Author Paul David Tripp offers some profound words on the issue of freedom. He says:
We’re all slaves; the question is, to whom or to what? Everyone is willing to make sacrifices; the question is, to whom or for what? We all follow sets of rules; the question is, whose and for what? We all give our hearts to something; the question is, to whom or to what? We were never hard-wired to be free, if by “freedom” we mean an independent, self-sufficient life. We were created by God to be connected to something vastly bigger than ourselves. We were designed to have our lives organized and directed by an agenda that is bigger than our short-sighted personal desires and goals. We were carefully built by God to have every aspect of our personhood connected to him and his plans for us, and when we reject him, we don’t live autonomously; we replace him with something or someone.
Stephen Covey puts it in these terms. He says each of us have a personal center. He adds, “Whatever is at the center of our life will be the source of our security, guidance, wisdom and power.”
Covey continues to make his point that every aspect of someone’s life is determined by his or her personal center. One way to understand this is to realize everyone lives for something. There is one thing that gives us a sense of significance and security. It is what makes us feel valuable and grounded, knowing that our lives are worth something. We believe that without this one thing, there is no way to be happy.
Covey says specifically that we can be money-centered, work-centered, pleasure-centered, success-centered, family-centered or God-centered. There is one main thing in our lives that makes us feel worthwhile and full of meaning. But, what we don’t realize is that whatever is at our personal center becomes our master. You have given yourself to it, you are under its control and, therefore, you are not free. As an example, some individuals are workaholics, as money, status or achievement is at their personal center, which controls them. Others enter bad relationships and stay in them even though, on an intellectual level, they know that they should not continue. They have a great need for romance and the presence of a significant person in their lives.
No one is free. You might think you are in control and are your own person, but you are not. As the Greek philosopher, Euripides, who lived 2,500 years ago said, “No one is truly free.” You can serve either wealth or the law, or you can serve the people you are seeking to please. We do not control ourselves; we are controlled by that which is at the center of our being.
In the New Testament, the Apostle Paul brings this into the spiritual realm. He states there are two types of people in the world–those who unconditionally serve God with their lives, and those who spiritually are slaves to something else. There are no other choices.
We were made for God, to live in relationship with Him. In Him we are made complete and in our relationship with Him we will find true freedom.
I remember watching a great illustration a number of years ago that can help us better understand this truth. A youth director wanted to illustrate to a group of teenagers what it means to be truly free. He got a goldfish bowl that was full of water and had a single goldfish in it. He proceeded to reach into the bowl, pick up the goldfish, and drop it on the table. The fish jumped two feet into the air and then off the table onto the floor. It flipped and flopped around for a minute and then lay still as its gills were straining for oxygen. The teenagers begged him to put the fish back into the bowl.
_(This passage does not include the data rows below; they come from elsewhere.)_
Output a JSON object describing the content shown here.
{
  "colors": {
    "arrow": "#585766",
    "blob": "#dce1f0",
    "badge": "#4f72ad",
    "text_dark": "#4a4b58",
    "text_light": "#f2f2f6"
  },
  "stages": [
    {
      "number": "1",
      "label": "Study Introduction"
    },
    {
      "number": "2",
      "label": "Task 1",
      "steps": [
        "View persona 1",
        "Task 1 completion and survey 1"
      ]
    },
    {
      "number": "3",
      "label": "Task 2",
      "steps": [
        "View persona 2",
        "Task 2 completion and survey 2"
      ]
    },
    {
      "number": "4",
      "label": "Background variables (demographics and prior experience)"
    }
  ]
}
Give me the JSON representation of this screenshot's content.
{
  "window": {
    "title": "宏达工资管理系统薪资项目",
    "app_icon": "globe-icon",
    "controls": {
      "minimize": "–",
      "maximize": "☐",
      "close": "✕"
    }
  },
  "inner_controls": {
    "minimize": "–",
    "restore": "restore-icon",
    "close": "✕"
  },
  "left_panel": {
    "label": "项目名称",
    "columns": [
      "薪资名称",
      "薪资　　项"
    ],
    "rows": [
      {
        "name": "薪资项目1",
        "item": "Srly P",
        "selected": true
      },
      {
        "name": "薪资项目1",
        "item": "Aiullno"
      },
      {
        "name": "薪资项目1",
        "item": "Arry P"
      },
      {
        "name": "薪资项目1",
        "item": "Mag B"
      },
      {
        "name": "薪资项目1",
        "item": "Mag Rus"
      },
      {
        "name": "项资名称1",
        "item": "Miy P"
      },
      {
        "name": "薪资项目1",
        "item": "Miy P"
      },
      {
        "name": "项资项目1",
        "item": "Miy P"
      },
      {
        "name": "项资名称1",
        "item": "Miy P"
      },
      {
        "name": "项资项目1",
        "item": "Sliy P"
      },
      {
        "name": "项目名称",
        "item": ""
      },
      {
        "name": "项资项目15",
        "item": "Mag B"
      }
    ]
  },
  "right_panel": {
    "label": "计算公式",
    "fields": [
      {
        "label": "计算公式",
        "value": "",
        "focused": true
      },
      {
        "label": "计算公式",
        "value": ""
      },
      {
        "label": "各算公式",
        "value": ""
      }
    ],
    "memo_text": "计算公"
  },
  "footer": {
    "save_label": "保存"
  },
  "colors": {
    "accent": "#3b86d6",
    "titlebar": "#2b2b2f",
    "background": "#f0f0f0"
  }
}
He protested and said to the students, “But the bowl is so confining; the fish is free outside of the bowl.” He finally put the fish back into the bowl and explained that only in water could the fish be free to do what a fish does. And just as a fish is made for water, we were made for God.